Efficiency doesn't begin and end with a robot. When you add modular fixturing to the mix, you get the quick changeover and repeatability that robots need to produce results."

Todd Bennett, Bluco Engineer



Specifying and purchasing a robotic welding system can be a complicated process requiring predictions about future volumes and types of jobs.  One of the key components of your robotic welding system will be the positioner, whether it is a straight-forward stationary table or a more complex multi-axis rotary unit. The characteristics of the positioner will be a decisive factor in the flexibility and adaptability of your robotic welding system.


  1. Weight CapacityThe positioner must not only be able to support the weight of your parts, but it must also be capable of bearing the weight of fixturing. This is an often overlooked aspect that can become a severe limitation of the robotic system.

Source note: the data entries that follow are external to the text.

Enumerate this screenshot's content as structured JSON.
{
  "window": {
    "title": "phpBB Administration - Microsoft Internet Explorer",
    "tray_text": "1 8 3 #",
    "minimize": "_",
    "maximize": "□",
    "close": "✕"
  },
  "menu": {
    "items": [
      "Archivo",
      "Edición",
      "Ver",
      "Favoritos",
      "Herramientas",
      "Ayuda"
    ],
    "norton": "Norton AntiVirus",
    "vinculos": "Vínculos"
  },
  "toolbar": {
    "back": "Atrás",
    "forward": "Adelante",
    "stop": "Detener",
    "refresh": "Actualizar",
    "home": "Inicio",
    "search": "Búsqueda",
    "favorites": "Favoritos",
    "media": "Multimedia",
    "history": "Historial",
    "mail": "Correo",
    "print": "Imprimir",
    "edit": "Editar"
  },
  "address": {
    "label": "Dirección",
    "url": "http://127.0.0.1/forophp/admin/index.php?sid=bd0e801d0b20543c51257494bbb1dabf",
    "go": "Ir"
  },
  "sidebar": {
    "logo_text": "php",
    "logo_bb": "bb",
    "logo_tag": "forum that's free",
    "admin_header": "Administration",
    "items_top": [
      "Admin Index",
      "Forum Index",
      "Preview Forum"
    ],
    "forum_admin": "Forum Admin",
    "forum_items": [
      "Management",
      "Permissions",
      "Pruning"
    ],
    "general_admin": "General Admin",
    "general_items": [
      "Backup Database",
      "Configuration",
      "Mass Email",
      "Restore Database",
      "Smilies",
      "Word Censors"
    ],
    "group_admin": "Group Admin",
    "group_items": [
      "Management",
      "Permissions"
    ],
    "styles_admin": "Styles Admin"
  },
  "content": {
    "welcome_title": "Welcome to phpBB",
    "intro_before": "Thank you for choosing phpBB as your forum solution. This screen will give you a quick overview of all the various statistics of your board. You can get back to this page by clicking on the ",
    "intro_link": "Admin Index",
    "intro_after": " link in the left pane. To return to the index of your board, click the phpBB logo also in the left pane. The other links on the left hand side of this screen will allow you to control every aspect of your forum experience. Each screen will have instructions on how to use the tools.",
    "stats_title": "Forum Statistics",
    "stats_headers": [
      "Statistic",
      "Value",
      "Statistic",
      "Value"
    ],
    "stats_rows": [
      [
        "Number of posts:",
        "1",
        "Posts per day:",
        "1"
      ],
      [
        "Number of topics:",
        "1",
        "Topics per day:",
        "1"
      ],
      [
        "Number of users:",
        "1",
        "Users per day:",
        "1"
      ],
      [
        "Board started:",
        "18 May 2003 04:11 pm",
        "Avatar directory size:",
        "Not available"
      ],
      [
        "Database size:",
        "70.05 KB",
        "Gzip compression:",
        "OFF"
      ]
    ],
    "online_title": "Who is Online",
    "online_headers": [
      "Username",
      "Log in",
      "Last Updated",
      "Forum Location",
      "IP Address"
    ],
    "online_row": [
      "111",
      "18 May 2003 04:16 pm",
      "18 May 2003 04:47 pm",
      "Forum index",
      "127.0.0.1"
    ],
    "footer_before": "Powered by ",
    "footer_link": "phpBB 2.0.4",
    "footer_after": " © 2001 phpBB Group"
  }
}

  2. Swing Diameter: The swing diameter must not only account for the dimensions of your parts, but must also allow room for fixturing, including clamps and other components used to locate your parts.
  3. Work Envelope:  The reach of the robot arm and the dimensions of the positioner need to be in sync.  If you plan to weld multiple assemblies simultaneously, make sure to include the space requirements for this in your calculations.

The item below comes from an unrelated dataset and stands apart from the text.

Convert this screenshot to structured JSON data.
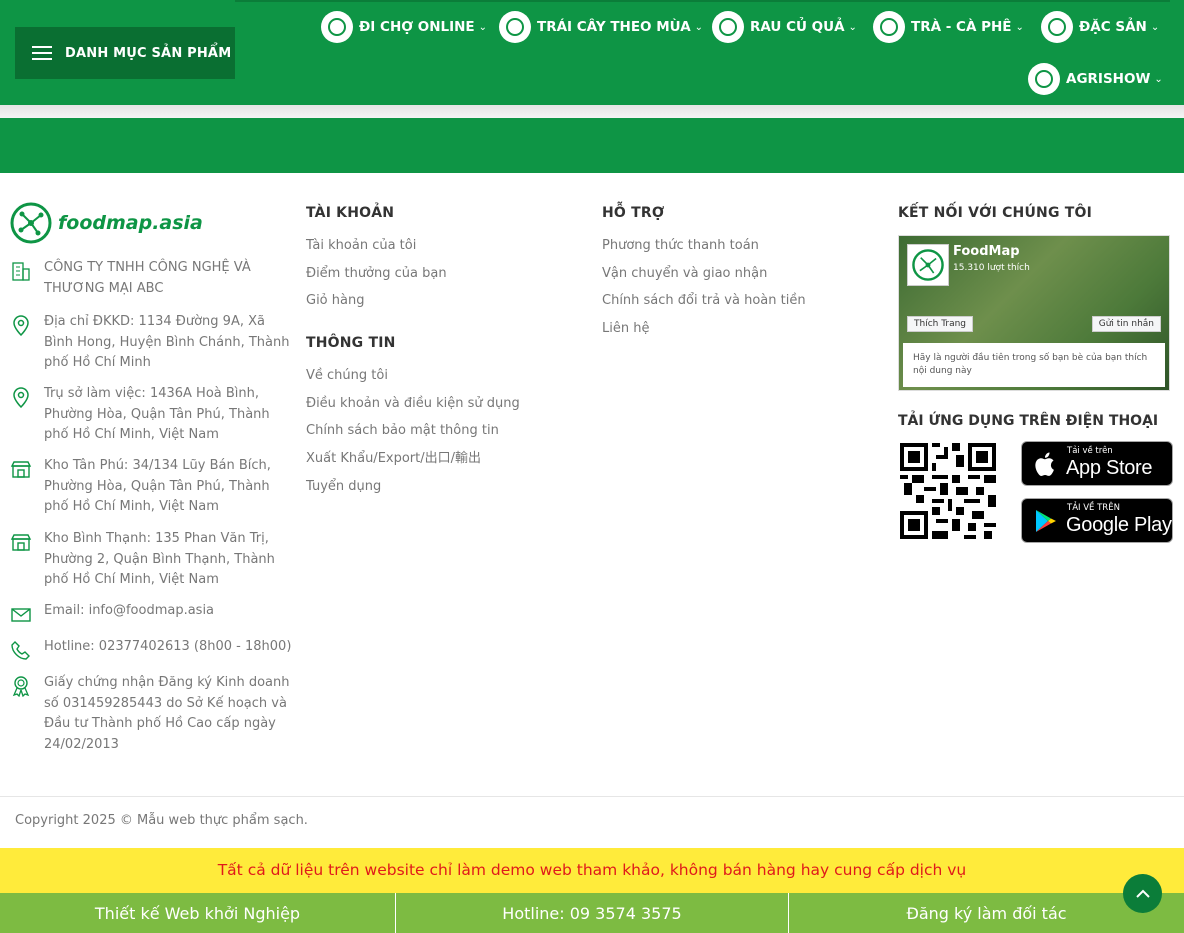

  4. Center of Gravity:  For cells with a head and tail-stock positioner, Center of Gravity (CG) is also frequently overlooked. The further the CG is away from the centerline of the positioner, the more torque (or horsepower) will be required to roll the combined weight of fixturing and parts.